:: Goal of the exercise ::
For the records below, tally the lines that include the word "size" and report the number alone.
** Opening Record set block **
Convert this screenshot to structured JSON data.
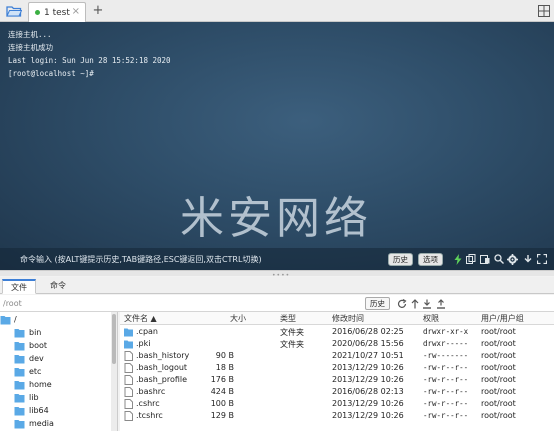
{
  "tab": {
    "label": "1 test",
    "close": "×",
    "add": "+"
  },
  "terminal": {
    "lines": [
      "连接主机...",
      "连接主机成功",
      "Last login: Sun Jun 28 15:52:18 2020",
      "[root@localhost ~]#"
    ],
    "watermark": "米安网络",
    "command_placeholder": "命令输入 (按ALT键提示历史,TAB键路径,ESC键返回,双击CTRL切换)",
    "history_button": "历史",
    "options_button": "选项"
  },
  "panel_tabs": [
    "文件",
    "命令"
  ],
  "path": {
    "value": "/root",
    "history_button": "历史"
  },
  "tree": {
    "root": "/",
    "items": [
      "bin",
      "boot",
      "dev",
      "etc",
      "home",
      "lib",
      "lib64",
      "media"
    ]
  },
  "files": {
    "headers": [
      "文件名 ▲",
      "大小",
      "类型",
      "修改时间",
      "权限",
      "用户/用户组"
    ],
    "rows": [
      {
        "name": ".cpan",
        "size": "",
        "type": "文件夹",
        "mtime": "2016/06/28 02:25",
        "perm": "drwxr-xr-x",
        "owner": "root/root",
        "kind": "folder"
      },
      {
        "name": ".pki",
        "size": "",
        "type": "文件夹",
        "mtime": "2020/06/28 15:56",
        "perm": "drwxr-----",
        "owner": "root/root",
        "kind": "folder"
      },
      {
        "name": ".bash_history",
        "size": "90 B",
        "type": "",
        "mtime": "2021/10/27 10:51",
        "perm": "-rw-------",
        "owner": "root/root",
        "kind": "file"
      },
      {
        "name": ".bash_logout",
        "size": "18 B",
        "type": "",
        "mtime": "2013/12/29 10:26",
        "perm": "-rw-r--r--",
        "owner": "root/root",
        "kind": "file"
      },
      {
        "name": ".bash_profile",
        "size": "176 B",
        "type": "",
        "mtime": "2013/12/29 10:26",
        "perm": "-rw-r--r--",
        "owner": "root/root",
        "kind": "file"
      },
      {
        "name": ".bashrc",
        "size": "424 B",
        "type": "",
        "mtime": "2016/06/28 02:13",
        "perm": "-rw-r--r--",
        "owner": "root/root",
        "kind": "file"
      },
      {
        "name": ".cshrc",
        "size": "100 B",
        "type": "",
        "mtime": "2013/12/29 10:26",
        "perm": "-rw-r--r--",
        "owner": "root/root",
        "kind": "file"
      },
      {
        "name": ".tcshrc",
        "size": "129 B",
        "type": "",
        "mtime": "2013/12/29 10:26",
        "perm": "-rw-r--r--",
        "owner": "root/root",
        "kind": "file"
      }
    ]
  },
  "colors": {
    "folder": "#5aa9e6",
    "accent": "#3d7fd6",
    "tab_dot": "#3cb043",
    "terminal_bg": "#2e4d68"
  },
  "icons": [
    "folder-open-icon",
    "grid-icon",
    "lightning-icon",
    "copy-icon",
    "paste-icon",
    "search-icon",
    "gear-icon",
    "download-icon",
    "fullscreen-icon",
    "refresh-icon",
    "up-icon",
    "download-icon",
    "upload-icon"
  ]
}
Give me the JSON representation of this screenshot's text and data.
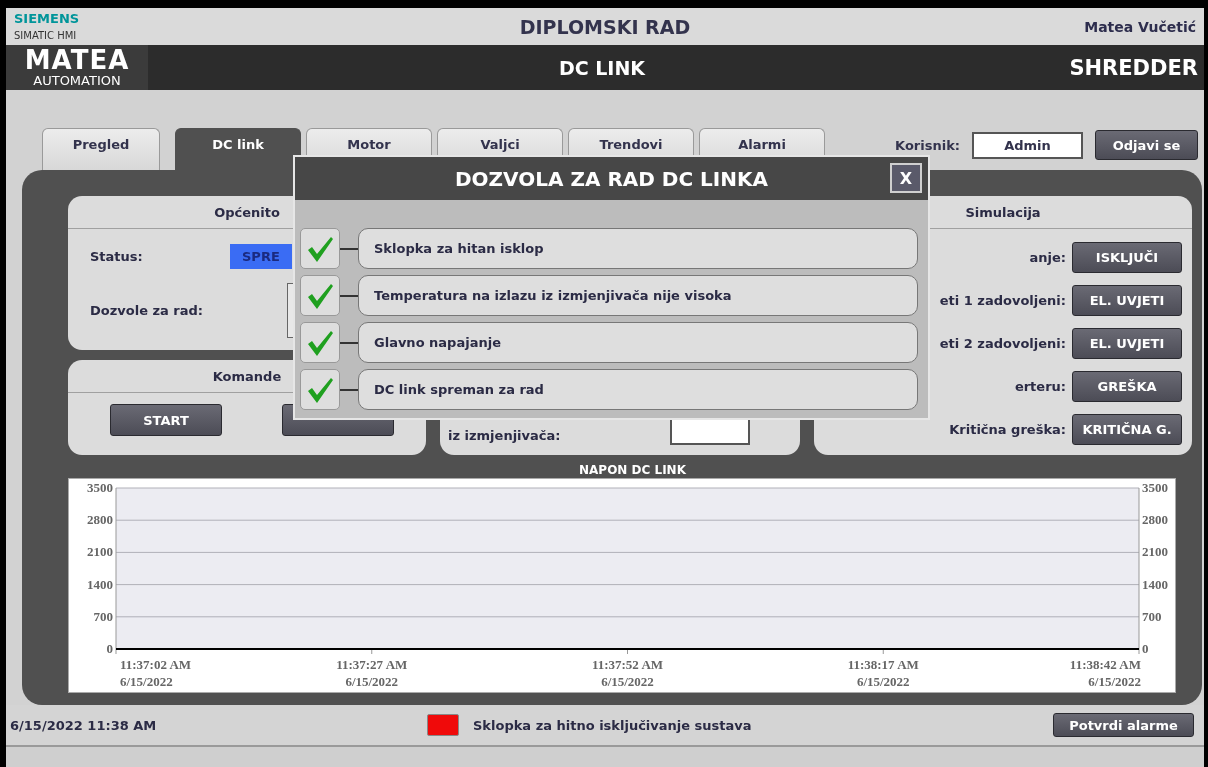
{
  "header": {
    "brand": "SIEMENS",
    "product": "SIMATIC HMI",
    "title": "DIPLOMSKI RAD",
    "author": "Matea Vučetić"
  },
  "banner": {
    "logo": "MATEA",
    "logo_subtitle": "AUTOMATION",
    "screen": "DC LINK",
    "machine": "SHREDDER"
  },
  "tabs": [
    {
      "label": "Pregled",
      "selected": false
    },
    {
      "label": "DC link",
      "selected": true
    },
    {
      "label": "Motor",
      "selected": false
    },
    {
      "label": "Valjci",
      "selected": false
    },
    {
      "label": "Trendovi",
      "selected": false
    },
    {
      "label": "Alarmi",
      "selected": false
    }
  ],
  "user": {
    "label": "Korisnik:",
    "value": "Admin",
    "logout": "Odjavi se"
  },
  "general": {
    "title": "Općenito",
    "status_label": "Status:",
    "status_value": "SPRE",
    "permissions_label": "Dozvole za rad:"
  },
  "commands": {
    "title": "Komande",
    "start": "START"
  },
  "temperature": {
    "label": "iz izmjenjivača:"
  },
  "simulation": {
    "title": "Simulacija",
    "rows": [
      {
        "label": "anje:",
        "button": "ISKLJUČI"
      },
      {
        "label": "eti 1 zadovoljeni:",
        "button": "EL. UVJETI"
      },
      {
        "label": "eti 2 zadovoljeni:",
        "button": "EL. UVJETI"
      },
      {
        "label": "erteru:",
        "button": "GREŠKA"
      },
      {
        "label": "Kritična greška:",
        "button": "KRITIČNA G."
      }
    ]
  },
  "chart": {
    "chart_data": {
      "type": "line",
      "title": "NAPON DC LINK",
      "categories": [
        "11:37:02 AM\n6/15/2022",
        "11:37:27 AM\n6/15/2022",
        "11:37:52 AM\n6/15/2022",
        "11:38:17 AM\n6/15/2022",
        "11:38:42 AM\n6/15/2022"
      ],
      "ylim": [
        0,
        3500
      ],
      "yticks": [
        0,
        700,
        1400,
        2100,
        2800,
        3500
      ],
      "y2ticks": [
        0,
        700,
        1400,
        2100,
        2800,
        3500
      ],
      "y2lim": [
        0,
        3500
      ],
      "grid": true,
      "series": [
        {
          "color": "#000000",
          "values": [
            0,
            0,
            0,
            0,
            0
          ]
        }
      ]
    }
  },
  "dialog": {
    "title": "DOZVOLA ZA RAD DC LINKA",
    "close": "X",
    "items": [
      {
        "label": "Sklopka za hitan isklop",
        "checked": true
      },
      {
        "label": "Temperatura na izlazu iz izmjenjivača nije visoka",
        "checked": true
      },
      {
        "label": "Glavno napajanje",
        "checked": true
      },
      {
        "label": "DC link spreman za rad",
        "checked": true
      }
    ]
  },
  "status_bar": {
    "datetime": "6/15/2022 11:38 AM",
    "alarm": {
      "text": "Sklopka za hitno isključivanje sustava",
      "active": true
    },
    "acknowledge": "Potvrdi alarme"
  }
}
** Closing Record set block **
:: Result of the exercise ::
8